    Socioeconomic Resilience in Sri Lanka: Natural Disaster Poverty and Wellbeing Impact Assessment
    (World Bank, Washington, DC, 2019-09) Walsh, Brian; Hallegatte, Stephane

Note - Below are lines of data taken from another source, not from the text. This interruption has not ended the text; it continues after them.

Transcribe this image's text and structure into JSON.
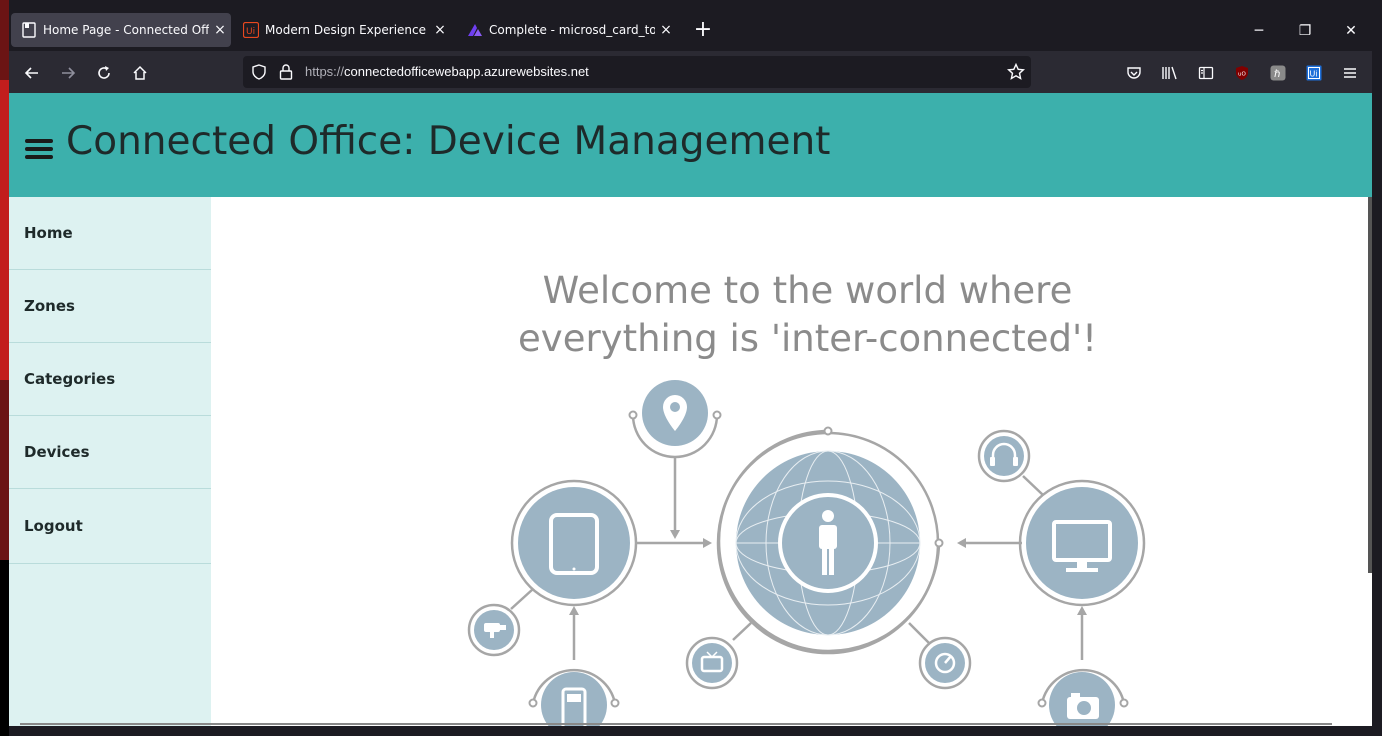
{
  "browser": {
    "tabs": [
      {
        "title": "Home Page - Connected Office",
        "active": true
      },
      {
        "title": "Modern Design Experience",
        "active": false
      },
      {
        "title": "Complete - microsd_card_top.g",
        "active": false
      }
    ],
    "new_tab_symbol": "+",
    "close_symbol": "×",
    "window_controls": {
      "minimize": "─",
      "restore": "❐",
      "close": "✕"
    },
    "url": {
      "prefix": "https://",
      "host": "connectedofficewebapp.azurewebsites.net"
    }
  },
  "header": {
    "title": "Connected Office: Device Management",
    "color": "#3cb0ac"
  },
  "sidebar": {
    "items": [
      {
        "label": "Home"
      },
      {
        "label": "Zones"
      },
      {
        "label": "Categories"
      },
      {
        "label": "Devices"
      },
      {
        "label": "Logout"
      }
    ],
    "color": "#ddf2f1"
  },
  "main": {
    "welcome_line1": "Welcome to the world where",
    "welcome_line2": "everything is 'inter-connected'!",
    "illustration_color": "#9cb4c4"
  }
}
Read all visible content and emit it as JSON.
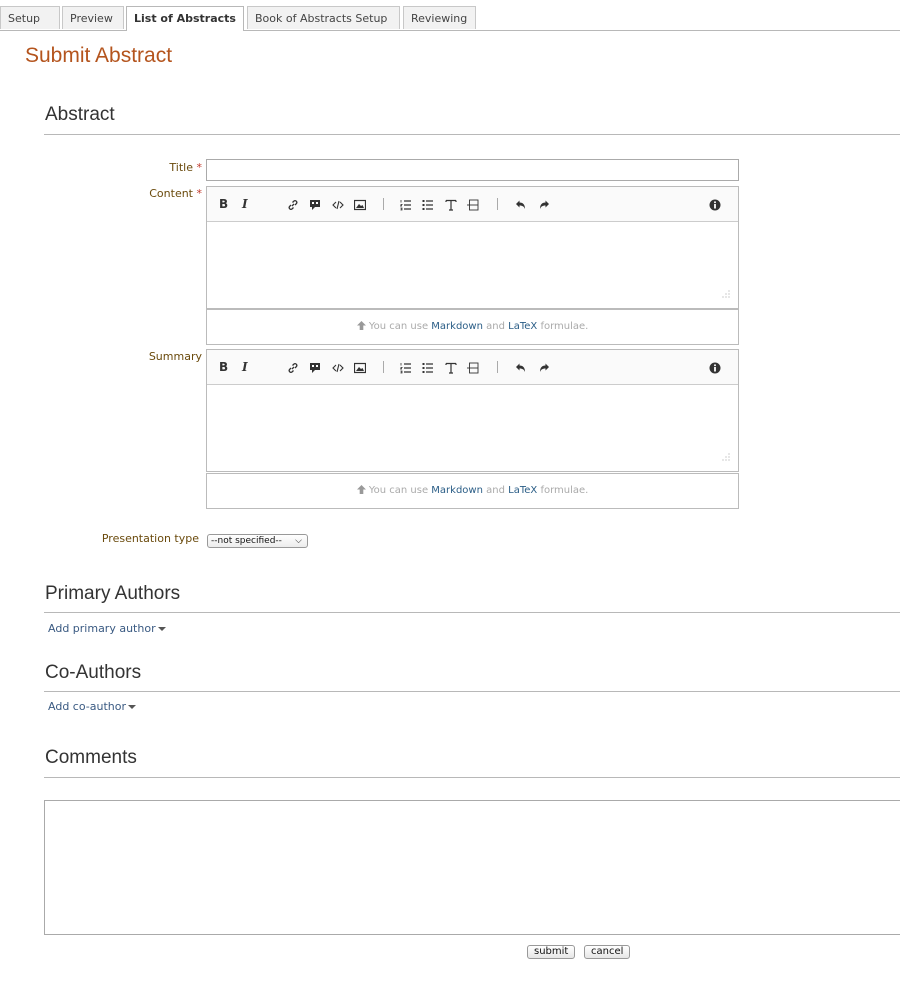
{
  "tabs": [
    {
      "label": "Setup"
    },
    {
      "label": "Preview"
    },
    {
      "label": "List of Abstracts",
      "active": true
    },
    {
      "label": "Book of Abstracts Setup"
    },
    {
      "label": "Reviewing"
    }
  ],
  "page_title": "Submit Abstract",
  "abstract_section": {
    "heading": "Abstract",
    "title_label": "Title",
    "content_label": "Content",
    "summary_label": "Summary",
    "required_mark": "*",
    "presentation_type_label": "Presentation type",
    "presentation_type_value": "--not specified--"
  },
  "editor": {
    "bold": "B",
    "italic": "I",
    "hint_prefix": "You can use",
    "hint_markdown": "Markdown",
    "hint_and": "and",
    "hint_latex": "LaTeX",
    "hint_suffix": "formulae."
  },
  "primary_authors": {
    "heading": "Primary Authors",
    "add_link": "Add primary author"
  },
  "co_authors": {
    "heading": "Co-Authors",
    "add_link": "Add co-author"
  },
  "comments": {
    "heading": "Comments"
  },
  "buttons": {
    "submit": "submit",
    "cancel": "cancel"
  }
}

    Traditional risk assessments use asset losses as the main metric to measure the severity of a disaster. This paper proposes an expanded risk assessment based on a framework that adds socioeconomic resilience and uses wellbeing losses as the main measure of disaster severity. Using an agent-based model that represents explicitly the recovery and reconstruction process at the household level, this risk assessment provides new insights into disaster risks in Sri Lanka. The analysis indicates that regular flooding events can move tens of thousands of Sri Lankans into transient poverty at once, hindering the country's recent progress on poverty eradication and shared prosperity. As metrics of disaster impacts, poverty incidence and well-being losses facilitate quantification of the benefits of interventions like rapid post-disaster support and adaptive social protection systems. Such investments efficiently reduce wellbeing losses by making exposed and vulnerable populations more resilient. Nationally and on average, the bottom income quintile suffers only 7 percent of the total asset losses but 32 percent of the total wellbeing losses. Average annual wellbeing losses due to fluvial flooding in Sri Lanka are estimated at US$119 million per year, more than double the asset losses of US$78 million. Asset losses are reported to be highly concentrated in Colombo district, and wellbeing losses are more widely distributed throughout the country. Finally, the paper applies the socioeconomic resilience framework to a cost-benefit analysis of prospective adaptive social protection systems, based on enrollment in Samurdhi, the main social support system in Sri Lanka.